Let’s start by installing and importing the dependencies.

! pip install alibi-detect import matplotlib import matplotlib.pyplot as plt import numpy as np import os import pandas as pd import seaborn as sns from sklearn.metrics import confusion_matrix, f1_score from alibi_detect.od import IForest from alibi_detect.datasets import fetch_kdd from alibi_detect.utils.data import create_outlier_batch from alibi_detect.utils.fetching import fetch_detector from alibi_detect.utils.saving import save_detector, load_detector from alibi_detect.utils.visualize import plot_instance_score, plot_roc

Now we will load the dataset and define a normal batch of data and normalize the data.

# load data kddcup = fetch_kdd(percent10=True) # only load 10% of the dataset # create normal batch np.random.seed(0) normal_batch = create_outlier_batch(kddcup.data, kddcup.target, n_samples=400000, perc_outlier=0) X_train, y_train = normal_batch.data.astype('float'), normal_batch.target # apply normalization mean, stdev = X_train.mean(axis=0), X_train.std(axis=0) X_train = (X_train - mean) / stdev

Next, we will define an outlier detector.

# initialize outlier detector od = IForest(threshold=None, # threshold for outlier score n_estimators=100) # train od.fit(X_train) # save the trained outlier detector save_detector(od, '/content/')

The above definition will return a warning as:

We still need to establish the outlier threshold, according to the warning. The *infer_threshold* method can be used to accomplish this. We’ll need to pass a batch of instances and use *threshold_perc* to define what percentage of them we consider typical. Assume we have some data with a known percentage of outliers of roughly 5%. In the *create_outlier_batch* function, *perc_outlier* can be used to set the proportion of outliers.

# create batch of outlier np.random.seed(0) perc_outlier = 5 threshold_batch = create_outlier_batch(kddcup.data, kddcup.target, n_samples=1000, perc_outlier=perc_outlier) X_threshold, y_threshold = threshold_batch.data.astype('float'), threshold_batch.target X_threshold = (X_threshold - mean) / stdev print('{}% outliers'.format(100 * y_threshold.mean())) # add threshold to detector od.infer_threshold(X_threshold, threshold_perc=100-perc_outlier) print('New threshold: {}'.format(od.threshold))

Here is the settled outlier and threshold:

Now, similar to before, we construct a batch of data containing 10% outliers and use our detector to find the outliers in the batch.

# new batch for prediction np.random.seed(1) outlier_batch = create_outlier_batch(kddcup.data, kddcup.target, n_samples=1000, perc_outlier=10) X_outlier, y_outlier = outlier_batch.data.astype('float'), outlier_batch.target X_outlier = (X_outlier - mean) / stdev print(X_outlier.shape, y_outlier.shape) print('{}% outliers'.format(100 * y_outlier.mean())) # predicting od_preds = od.predict(X_outlier, return_instance_score=True)

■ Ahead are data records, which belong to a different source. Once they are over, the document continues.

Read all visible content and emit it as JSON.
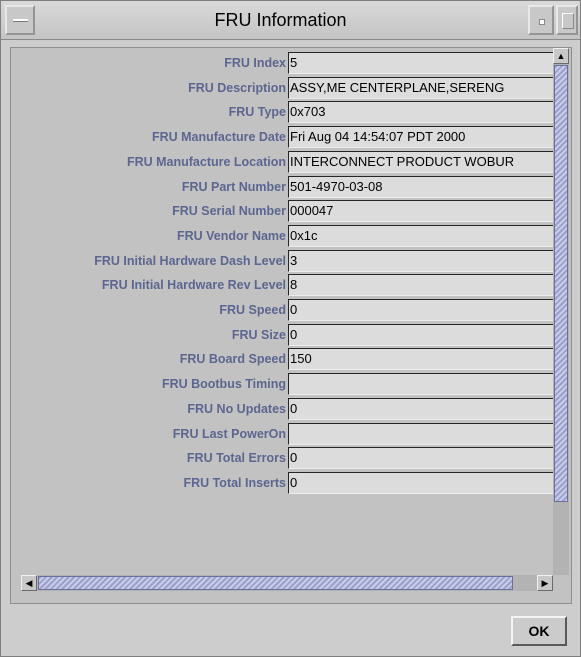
{
  "window": {
    "title": "FRU Information"
  },
  "fields": [
    {
      "label": "FRU Index",
      "value": "5"
    },
    {
      "label": "FRU Description",
      "value": "ASSY,ME CENTERPLANE,SERENG"
    },
    {
      "label": "FRU Type",
      "value": "0x703"
    },
    {
      "label": "FRU Manufacture Date",
      "value": "Fri Aug 04 14:54:07 PDT 2000"
    },
    {
      "label": "FRU Manufacture Location",
      "value": "INTERCONNECT PRODUCT WOBUR"
    },
    {
      "label": "FRU Part Number",
      "value": "501-4970-03-08"
    },
    {
      "label": "FRU Serial Number",
      "value": "000047"
    },
    {
      "label": "FRU Vendor Name",
      "value": "0x1c"
    },
    {
      "label": "FRU Initial Hardware Dash Level",
      "value": "3"
    },
    {
      "label": "FRU Initial Hardware Rev Level",
      "value": "8"
    },
    {
      "label": "FRU Speed",
      "value": "0"
    },
    {
      "label": "FRU Size",
      "value": "0"
    },
    {
      "label": "FRU Board Speed",
      "value": "150"
    },
    {
      "label": "FRU Bootbus Timing",
      "value": ""
    },
    {
      "label": "FRU No Updates",
      "value": "0"
    },
    {
      "label": "FRU Last PowerOn",
      "value": ""
    },
    {
      "label": "FRU Total Errors",
      "value": "0"
    },
    {
      "label": "FRU Total Inserts",
      "value": "0"
    }
  ],
  "icons": {
    "window_menu": "window-menu-icon",
    "minimize": "minimize-icon",
    "maximize": "maximize-icon",
    "scroll_up": "arrow-up-icon",
    "scroll_down": "arrow-down-icon",
    "scroll_left": "arrow-left-icon",
    "scroll_right": "arrow-right-icon"
  },
  "colors": {
    "label_text": "#5c6690",
    "scroll_thumb": "#9aa0c8"
  },
  "buttons": {
    "ok_label": "OK"
  }
}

Now to evaluate the performance of this model we will use the confusion matrix, Fa score and accuracy score for the actual outlier and predicted outlier.

labels = outlier_batch.target_names y_pred = od_preds['data']['is_outlier'] f1 = f1_score(y_outlier, y_pred) acc = accuracy_score(y_outlier, y_pred) print('F1 score: {:.4f},\n Accuracy Score: {:.4f}'.format(f1, acc)) cm = confusion_matrix(y_outlier, y_pred) df_cm = pd.DataFrame(cm, index=labels, columns=labels) sns.heatmap(df_cm, annot=True, cbar=True, linewidths=.5) plt.show()

Now we can also plot the instance level outlier scores Vs the outlier threshold for better understanding using the method plot_instance_score.

plot_instance_score(od_preds, y_outlier, labels, od.threshold)

**Final Words**

With an outlier score of about 0, we can see that the isolation forest does not perform a good job of recognizing one type of outlier. This makes determining a good threshold without knowing the outliers type is difficult. Setting the threshold slightly below 0 would result in much-improved detector performance for the dataset’s outliers.

We have talked about how critical it is to spot outliers in our data distribution in this post. In the topic of outlier detection, we’ve encountered Alibi detect, a toolbox that can detect outliers, anomalies, and adversarial attacks in a variety of data formats. We’ve seen how we can use this toolbox to discover outliers in particular.